» PROBLEM STATEMENT: The listing below is to be copied in full, line by line.

++++++++++

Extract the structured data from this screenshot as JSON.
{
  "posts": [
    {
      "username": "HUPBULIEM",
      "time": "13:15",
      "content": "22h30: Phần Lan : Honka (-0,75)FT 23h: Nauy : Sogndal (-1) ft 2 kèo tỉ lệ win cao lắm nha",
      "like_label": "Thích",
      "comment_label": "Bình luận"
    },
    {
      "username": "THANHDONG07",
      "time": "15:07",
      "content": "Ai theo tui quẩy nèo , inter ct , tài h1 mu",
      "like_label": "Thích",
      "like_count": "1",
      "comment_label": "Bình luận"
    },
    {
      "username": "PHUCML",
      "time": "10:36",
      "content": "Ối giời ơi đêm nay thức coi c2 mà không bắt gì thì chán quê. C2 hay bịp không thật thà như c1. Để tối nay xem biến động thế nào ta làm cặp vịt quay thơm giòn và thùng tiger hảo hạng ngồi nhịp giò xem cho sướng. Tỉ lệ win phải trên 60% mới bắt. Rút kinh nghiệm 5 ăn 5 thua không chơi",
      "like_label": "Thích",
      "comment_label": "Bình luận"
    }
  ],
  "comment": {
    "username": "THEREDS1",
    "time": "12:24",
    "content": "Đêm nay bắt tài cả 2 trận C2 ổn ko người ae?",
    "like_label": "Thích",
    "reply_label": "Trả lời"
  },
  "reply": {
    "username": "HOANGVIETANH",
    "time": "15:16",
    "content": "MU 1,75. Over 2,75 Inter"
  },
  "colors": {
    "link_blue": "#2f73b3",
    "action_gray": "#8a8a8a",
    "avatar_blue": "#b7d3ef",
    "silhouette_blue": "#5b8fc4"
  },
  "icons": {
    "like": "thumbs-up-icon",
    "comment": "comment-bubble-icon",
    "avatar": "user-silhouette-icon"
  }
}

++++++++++

» COMPLETED TASK:
Extract the structured data from this screenshot as JSON.
{
  "posts": [
    {
      "username": "HUPBULIEM",
      "time": "13:15",
      "content": "22h30: Phần Lan : Honka (-0,75)FT 23h: Nauy : Sogndal (-1) ft 2 kèo tỉ lệ win cao lắm nha",
      "like_label": "Thích",
      "comment_label": "Bình luận"
    },
    {
      "username": "THANHDONG07",
      "time": "15:07",
      "content": "Ai theo tui quẩy nèo , inter ct , tài h1 mu",
      "like_label": "Thích",
      "like_count": "1",
      "comment_label": "Bình luận"
    },
    {
      "username": "PHUCML",
      "time": "10:36",
      "content": "Ối giời ơi đêm nay thức coi c2 mà không bắt gì thì chán quê. C2 hay bịp không thật thà như c1. Để tối nay xem biến động thế nào ta làm cặp vịt quay thơm giòn và thùng tiger hảo hạng ngồi nhịp giò xem cho sướng. Tỉ lệ win phải trên 60% mới bắt. Rút kinh nghiệm 5 ăn 5 thua không chơi",
      "like_label": "Thích",
      "comment_label": "Bình luận"
    }
  ],
  "comment": {
    "username": "THEREDS1",
    "time": "12:24",
    "content": "Đêm nay bắt tài cả 2 trận C2 ổn ko người ae?",
    "like_label": "Thích",
    "reply_label": "Trả lời"
  },
  "reply": {
    "username": "HOANGVIETANH",
    "time": "15:16",
    "content": "MU 1,75. Over 2,75 Inter"
  },
  "colors": {
    "link_blue": "#2f73b3",
    "action_gray": "#8a8a8a",
    "avatar_blue": "#b7d3ef",
    "silhouette_blue": "#5b8fc4"
  },
  "icons": {
    "like": "thumbs-up-icon",
    "comment": "comment-bubble-icon",
    "avatar": "user-silhouette-icon"
  }
}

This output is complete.